__Input for this task__.
________________________

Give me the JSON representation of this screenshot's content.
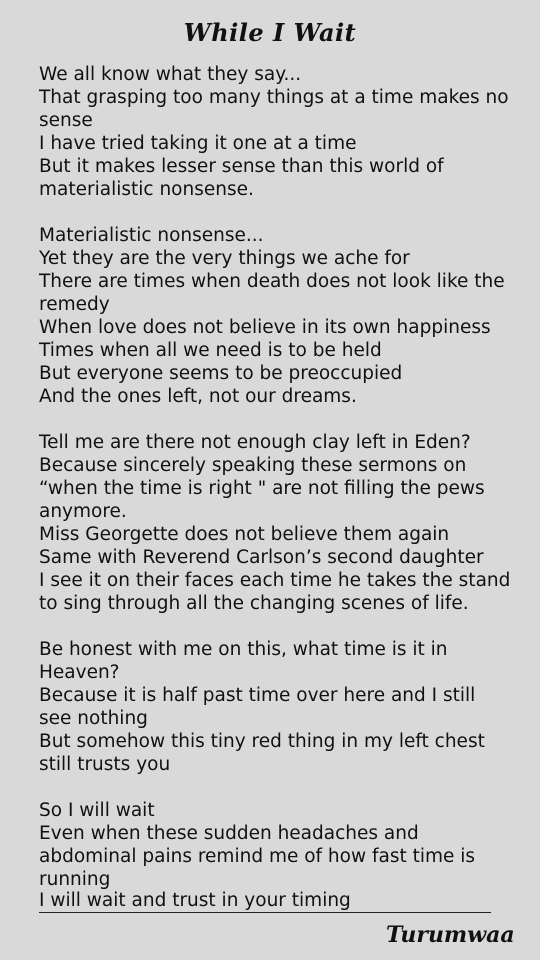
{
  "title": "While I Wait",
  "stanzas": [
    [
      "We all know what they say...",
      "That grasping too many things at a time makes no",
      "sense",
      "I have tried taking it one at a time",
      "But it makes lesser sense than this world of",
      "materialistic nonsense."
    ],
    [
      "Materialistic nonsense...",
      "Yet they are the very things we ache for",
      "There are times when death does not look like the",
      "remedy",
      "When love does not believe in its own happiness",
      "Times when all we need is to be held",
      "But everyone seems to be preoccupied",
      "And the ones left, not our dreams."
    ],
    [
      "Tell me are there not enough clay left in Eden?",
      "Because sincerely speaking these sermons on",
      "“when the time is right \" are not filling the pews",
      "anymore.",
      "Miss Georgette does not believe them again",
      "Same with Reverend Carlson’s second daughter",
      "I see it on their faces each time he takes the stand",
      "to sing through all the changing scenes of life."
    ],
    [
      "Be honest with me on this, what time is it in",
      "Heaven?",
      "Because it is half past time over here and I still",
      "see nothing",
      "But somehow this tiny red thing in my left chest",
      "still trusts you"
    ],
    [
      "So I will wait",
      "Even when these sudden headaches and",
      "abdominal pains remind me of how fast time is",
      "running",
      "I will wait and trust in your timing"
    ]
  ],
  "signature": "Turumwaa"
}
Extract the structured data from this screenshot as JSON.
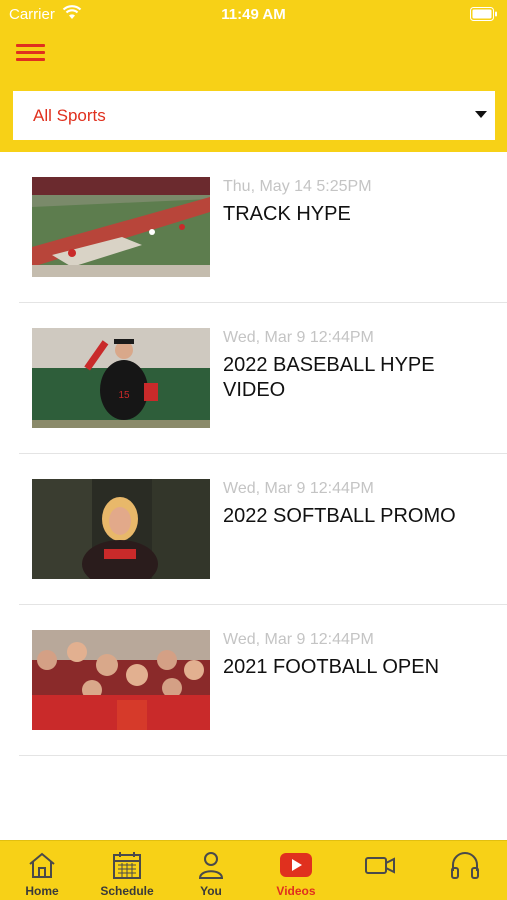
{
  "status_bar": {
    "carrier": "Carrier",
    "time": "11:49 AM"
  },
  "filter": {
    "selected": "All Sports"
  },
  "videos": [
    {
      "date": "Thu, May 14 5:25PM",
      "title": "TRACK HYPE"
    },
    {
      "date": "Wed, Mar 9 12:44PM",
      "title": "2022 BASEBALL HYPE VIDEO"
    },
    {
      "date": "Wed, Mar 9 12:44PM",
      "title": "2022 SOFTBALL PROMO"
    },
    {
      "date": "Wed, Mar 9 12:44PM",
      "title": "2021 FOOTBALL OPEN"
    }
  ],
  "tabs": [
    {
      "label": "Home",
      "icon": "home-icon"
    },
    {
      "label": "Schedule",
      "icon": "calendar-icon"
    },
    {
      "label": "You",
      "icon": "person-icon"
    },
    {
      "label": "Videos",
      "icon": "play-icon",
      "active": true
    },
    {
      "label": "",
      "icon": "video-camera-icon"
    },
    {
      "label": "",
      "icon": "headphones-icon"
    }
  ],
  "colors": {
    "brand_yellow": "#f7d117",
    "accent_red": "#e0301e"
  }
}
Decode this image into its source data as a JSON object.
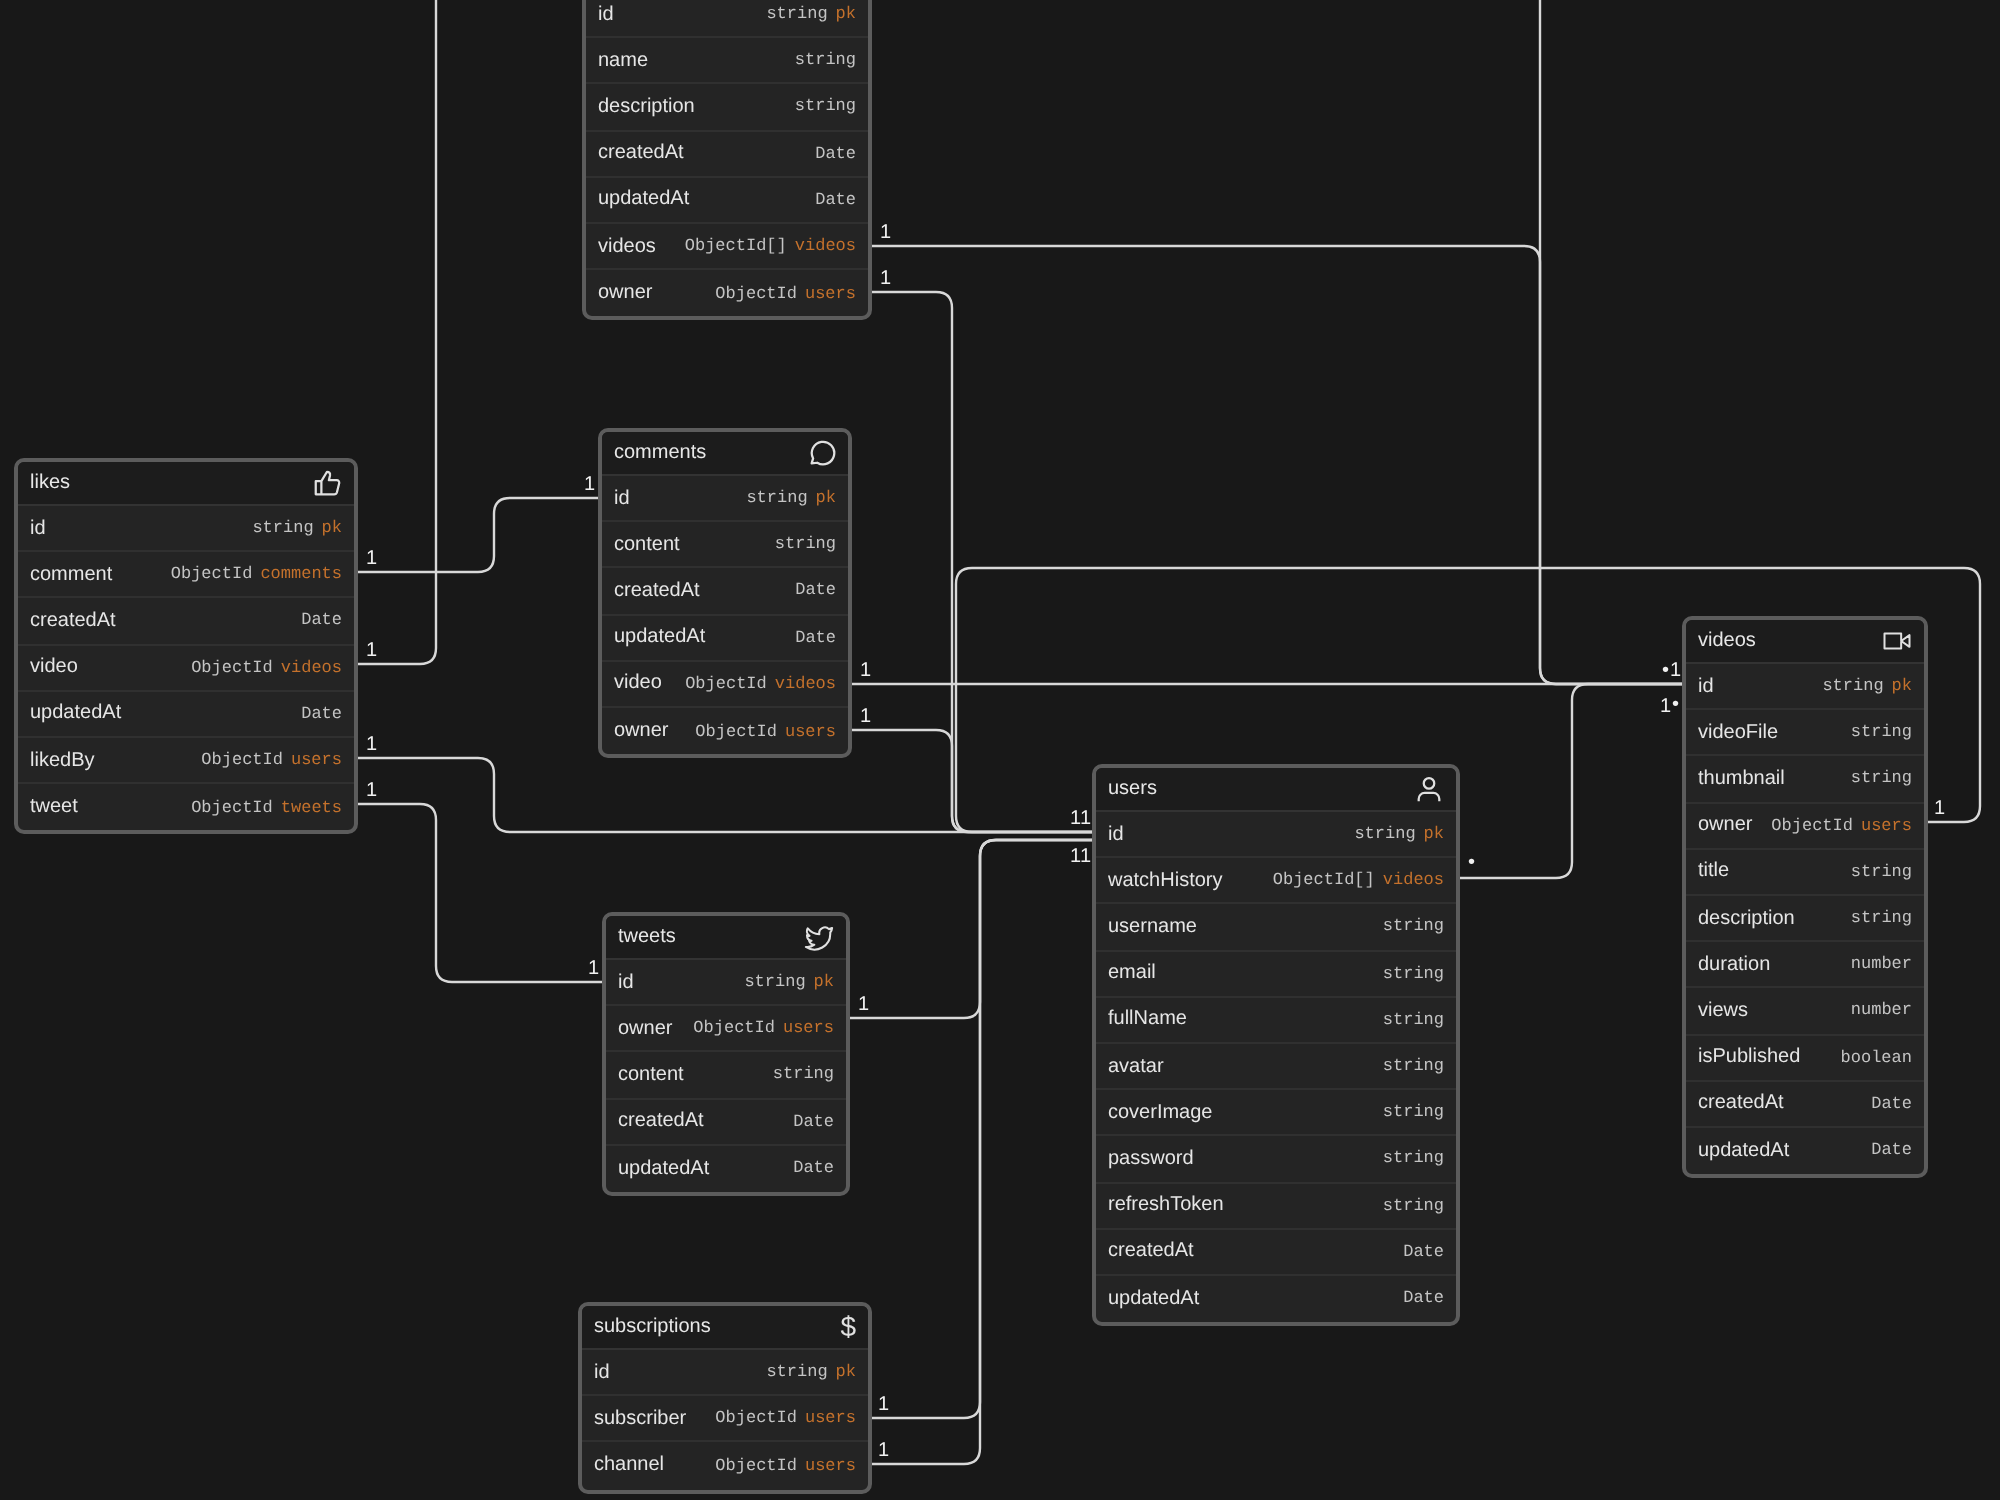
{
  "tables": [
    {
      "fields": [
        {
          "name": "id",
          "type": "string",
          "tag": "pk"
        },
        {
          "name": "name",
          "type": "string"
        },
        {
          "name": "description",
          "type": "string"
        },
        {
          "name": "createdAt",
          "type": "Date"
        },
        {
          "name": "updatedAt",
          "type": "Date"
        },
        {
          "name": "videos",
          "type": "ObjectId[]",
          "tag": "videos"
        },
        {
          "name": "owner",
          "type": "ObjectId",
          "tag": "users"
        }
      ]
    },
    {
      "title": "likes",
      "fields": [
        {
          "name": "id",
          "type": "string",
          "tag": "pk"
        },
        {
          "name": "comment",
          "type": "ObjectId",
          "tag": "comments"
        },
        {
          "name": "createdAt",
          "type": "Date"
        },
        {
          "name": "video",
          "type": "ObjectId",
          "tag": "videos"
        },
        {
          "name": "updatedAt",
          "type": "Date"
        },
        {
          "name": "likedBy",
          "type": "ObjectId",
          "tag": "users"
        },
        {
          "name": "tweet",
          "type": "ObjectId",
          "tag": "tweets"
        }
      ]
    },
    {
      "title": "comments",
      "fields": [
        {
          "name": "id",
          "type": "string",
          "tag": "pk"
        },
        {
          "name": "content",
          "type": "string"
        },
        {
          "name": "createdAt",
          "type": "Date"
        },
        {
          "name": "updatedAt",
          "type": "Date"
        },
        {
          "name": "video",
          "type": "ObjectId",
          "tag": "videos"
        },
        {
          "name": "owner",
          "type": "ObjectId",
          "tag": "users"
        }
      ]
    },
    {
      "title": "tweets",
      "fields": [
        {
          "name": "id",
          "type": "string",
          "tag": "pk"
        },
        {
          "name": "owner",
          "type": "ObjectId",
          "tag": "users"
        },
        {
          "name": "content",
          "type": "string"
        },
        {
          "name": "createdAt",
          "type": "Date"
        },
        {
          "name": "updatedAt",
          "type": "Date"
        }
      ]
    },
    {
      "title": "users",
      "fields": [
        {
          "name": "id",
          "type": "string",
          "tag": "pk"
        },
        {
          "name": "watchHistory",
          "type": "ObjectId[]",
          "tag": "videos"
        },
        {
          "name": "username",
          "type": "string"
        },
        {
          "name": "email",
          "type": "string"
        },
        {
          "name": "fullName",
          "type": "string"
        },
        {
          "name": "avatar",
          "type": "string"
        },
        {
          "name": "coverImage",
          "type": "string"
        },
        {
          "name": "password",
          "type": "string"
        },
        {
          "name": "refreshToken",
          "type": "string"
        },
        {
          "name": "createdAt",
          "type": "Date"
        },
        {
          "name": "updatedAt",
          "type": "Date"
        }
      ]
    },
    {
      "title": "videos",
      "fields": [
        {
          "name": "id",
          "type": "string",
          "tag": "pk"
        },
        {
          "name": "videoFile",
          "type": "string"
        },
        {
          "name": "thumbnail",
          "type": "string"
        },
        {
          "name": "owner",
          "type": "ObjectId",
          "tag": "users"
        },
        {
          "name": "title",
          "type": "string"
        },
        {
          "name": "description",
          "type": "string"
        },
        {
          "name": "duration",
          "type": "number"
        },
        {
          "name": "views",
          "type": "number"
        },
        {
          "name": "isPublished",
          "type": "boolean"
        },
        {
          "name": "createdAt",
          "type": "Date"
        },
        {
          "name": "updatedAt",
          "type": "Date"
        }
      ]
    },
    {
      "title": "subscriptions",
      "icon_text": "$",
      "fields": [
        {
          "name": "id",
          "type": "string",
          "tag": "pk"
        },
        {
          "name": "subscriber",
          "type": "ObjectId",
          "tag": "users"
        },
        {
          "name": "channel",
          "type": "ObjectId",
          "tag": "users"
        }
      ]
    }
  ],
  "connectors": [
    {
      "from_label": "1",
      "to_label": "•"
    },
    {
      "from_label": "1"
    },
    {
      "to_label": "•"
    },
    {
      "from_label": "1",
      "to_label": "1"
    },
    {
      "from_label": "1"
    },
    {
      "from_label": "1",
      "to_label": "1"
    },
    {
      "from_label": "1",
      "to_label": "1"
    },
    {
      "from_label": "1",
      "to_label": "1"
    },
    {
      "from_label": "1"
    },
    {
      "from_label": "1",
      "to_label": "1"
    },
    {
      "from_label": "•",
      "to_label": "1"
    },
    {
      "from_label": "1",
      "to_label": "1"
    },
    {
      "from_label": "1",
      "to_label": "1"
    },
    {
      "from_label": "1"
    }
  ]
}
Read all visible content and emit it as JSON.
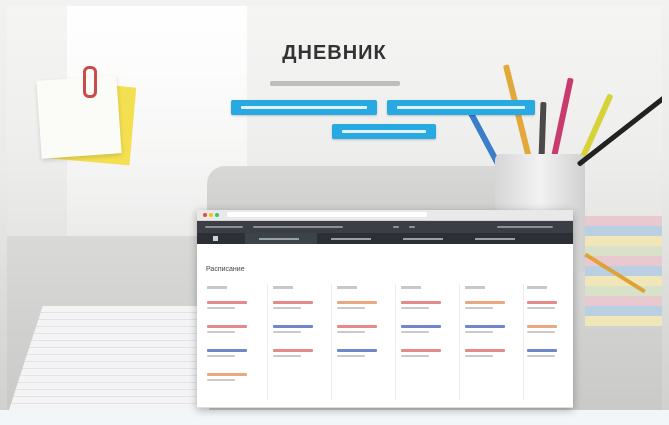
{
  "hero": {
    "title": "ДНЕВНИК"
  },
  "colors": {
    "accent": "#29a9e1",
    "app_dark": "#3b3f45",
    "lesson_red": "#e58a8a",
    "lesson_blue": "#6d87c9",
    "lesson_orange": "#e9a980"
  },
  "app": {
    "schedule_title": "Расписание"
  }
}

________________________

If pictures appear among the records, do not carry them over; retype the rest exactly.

Give me the JSON representation of this screenshot's content.
{
  "title": "While I Wait",
  "stanzas": [
    [
      "We all know what they say...",
      "That grasping too many things at a time makes no",
      "sense",
      "I have tried taking it one at a time",
      "But it makes lesser sense than this world of",
      "materialistic nonsense."
    ],
    [
      "Materialistic nonsense...",
      "Yet they are the very things we ache for",
      "There are times when death does not look like the",
      "remedy",
      "When love does not believe in its own happiness",
      "Times when all we need is to be held",
      "But everyone seems to be preoccupied",
      "And the ones left, not our dreams."
    ],
    [
      "Tell me are there not enough clay left in Eden?",
      "Because sincerely speaking these sermons on",
      "“when the time is right \" are not filling the pews",
      "anymore.",
      "Miss Georgette does not believe them again",
      "Same with Reverend Carlson’s second daughter",
      "I see it on their faces each time he takes the stand",
      "to sing through all the changing scenes of life."
    ],
    [
      "Be honest with me on this, what time is it in",
      "Heaven?",
      "Because it is half past time over here and I still",
      "see nothing",
      "But somehow this tiny red thing in my left chest",
      "still trusts you"
    ],
    [
      "So I will wait",
      "Even when these sudden headaches and",
      "abdominal pains remind me of how fast time is",
      "running",
      "I will wait and trust in your timing"
    ]
  ],
  "signature": "Turumwaa"
}
Extract the structured data from this screenshot as JSON.
{
  "status_bar": {
    "carrier": "Carrier",
    "time": "11:49 AM"
  },
  "filter": {
    "selected": "All Sports"
  },
  "videos": [
    {
      "date": "Thu, May 14 5:25PM",
      "title": "TRACK HYPE"
    },
    {
      "date": "Wed, Mar 9 12:44PM",
      "title": "2022 BASEBALL HYPE VIDEO"
    },
    {
      "date": "Wed, Mar 9 12:44PM",
      "title": "2022 SOFTBALL PROMO"
    },
    {
      "date": "Wed, Mar 9 12:44PM",
      "title": "2021 FOOTBALL OPEN"
    }
  ],
  "tabs": [
    {
      "label": "Home",
      "icon": "home-icon"
    },
    {
      "label": "Schedule",
      "icon": "calendar-icon"
    },
    {
      "label": "You",
      "icon": "person-icon"
    },
    {
      "label": "Videos",
      "icon": "play-icon",
      "active": true
    },
    {
      "label": "",
      "icon": "video-camera-icon"
    },
    {
      "label": "",
      "icon": "headphones-icon"
    }
  ],
  "colors": {
    "brand_yellow": "#f7d117",
    "accent_red": "#e0301e"
  }
}
Decode this image into its source data as a JSON object.
{
  "tables": [
    {
      "fields": [
        {
          "name": "id",
          "type": "string",
          "tag": "pk"
        },
        {
          "name": "name",
          "type": "string"
        },
        {
          "name": "description",
          "type": "string"
        },
        {
          "name": "createdAt",
          "type": "Date"
        },
        {
          "name": "updatedAt",
          "type": "Date"
        },
        {
          "name": "videos",
          "type": "ObjectId[]",
          "tag": "videos"
        },
        {
          "name": "owner",
          "type": "ObjectId",
          "tag": "users"
        }
      ]
    },
    {
      "title": "likes",
      "fields": [
        {
          "name": "id",
          "type": "string",
          "tag": "pk"
        },
        {
          "name": "comment",
          "type": "ObjectId",
          "tag": "comments"
        },
        {
          "name": "createdAt",
          "type": "Date"
        },
        {
          "name": "video",
          "type": "ObjectId",
          "tag": "videos"
        },
        {
          "name": "updatedAt",
          "type": "Date"
        },
        {
          "name": "likedBy",
          "type": "ObjectId",
          "tag": "users"
        },
        {
          "name": "tweet",
          "type": "ObjectId",
          "tag": "tweets"
        }
      ]
    },
    {
      "title": "comments",
      "fields": [
        {
          "name": "id",
          "type": "string",
          "tag": "pk"
        },
        {
          "name": "content",
          "type": "string"
        },
        {
          "name": "createdAt",
          "type": "Date"
        },
        {
          "name": "updatedAt",
          "type": "Date"
        },
        {
          "name": "video",
          "type": "ObjectId",
          "tag": "videos"
        },
        {
          "name": "owner",
          "type": "ObjectId",
          "tag": "users"
        }
      ]
    },
    {
      "title": "tweets",
      "fields": [
        {
          "name": "id",
          "type": "string",
          "tag": "pk"
        },
        {
          "name": "owner",
          "type": "ObjectId",
          "tag": "users"
        },
        {
          "name": "content",
          "type": "string"
        },
        {
          "name": "createdAt",
          "type": "Date"
        },
        {
          "name": "updatedAt",
          "type": "Date"
        }
      ]
    },
    {
      "title": "users",
      "fields": [
        {
          "name": "id",
          "type": "string",
          "tag": "pk"
        },
        {
          "name": "watchHistory",
          "type": "ObjectId[]",
          "tag": "videos"
        },
        {
          "name": "username",
          "type": "string"
        },
        {
          "name": "email",
          "type": "string"
        },
        {
          "name": "fullName",
          "type": "string"
        },
        {
          "name": "avatar",
          "type": "string"
        },
        {
          "name": "coverImage",
          "type": "string"
        },
        {
          "name": "password",
          "type": "string"
        },
        {
          "name": "refreshToken",
          "type": "string"
        },
        {
          "name": "createdAt",
          "type": "Date"
        },
        {
          "name": "updatedAt",
          "type": "Date"
        }
      ]
    },
    {
      "title": "videos",
      "fields": [
        {
          "name": "id",
          "type": "string",
          "tag": "pk"
        },
        {
          "name": "videoFile",
          "type": "string"
        },
        {
          "name": "thumbnail",
          "type": "string"
        },
        {
          "name": "owner",
          "type": "ObjectId",
          "tag": "users"
        },
        {
          "name": "title",
          "type": "string"
        },
        {
          "name": "description",
          "type": "string"
        },
        {
          "name": "duration",
          "type": "number"
        },
        {
          "name": "views",
          "type": "number"
        },
        {
          "name": "isPublished",
          "type": "boolean"
        },
        {
          "name": "createdAt",
          "type": "Date"
        },
        {
          "name": "updatedAt",
          "type": "Date"
        }
      ]
    },
    {
      "title": "subscriptions",
      "icon_text": "$",
      "fields": [
        {
          "name": "id",
          "type": "string",
          "tag": "pk"
        },
        {
          "name": "subscriber",
          "type": "ObjectId",
          "tag": "users"
        },
        {
          "name": "channel",
          "type": "ObjectId",
          "tag": "users"
        }
      ]
    }
  ],
  "connectors": [
    {
      "from_label": "1",
      "to_label": "•"
    },
    {
      "from_label": "1"
    },
    {
      "to_label": "•"
    },
    {
      "from_label": "1",
      "to_label": "1"
    },
    {
      "from_label": "1"
    },
    {
      "from_label": "1",
      "to_label": "1"
    },
    {
      "from_label": "1",
      "to_label": "1"
    },
    {
      "from_label": "1",
      "to_label": "1"
    },
    {
      "from_label": "1"
    },
    {
      "from_label": "1",
      "to_label": "1"
    },
    {
      "from_label": "•",
      "to_label": "1"
    },
    {
      "from_label": "1",
      "to_label": "1"
    },
    {
      "from_label": "1",
      "to_label": "1"
    },
    {
      "from_label": "1"
    }
  ]
}
Read all visible content and emit it as JSON.
{
  "hero": {
    "title": "ДНЕВНИК"
  },
  "colors": {
    "accent": "#29a9e1",
    "app_dark": "#3b3f45",
    "lesson_red": "#e58a8a",
    "lesson_blue": "#6d87c9",
    "lesson_orange": "#e9a980"
  },
  "app": {
    "schedule_title": "Расписание"
  }
}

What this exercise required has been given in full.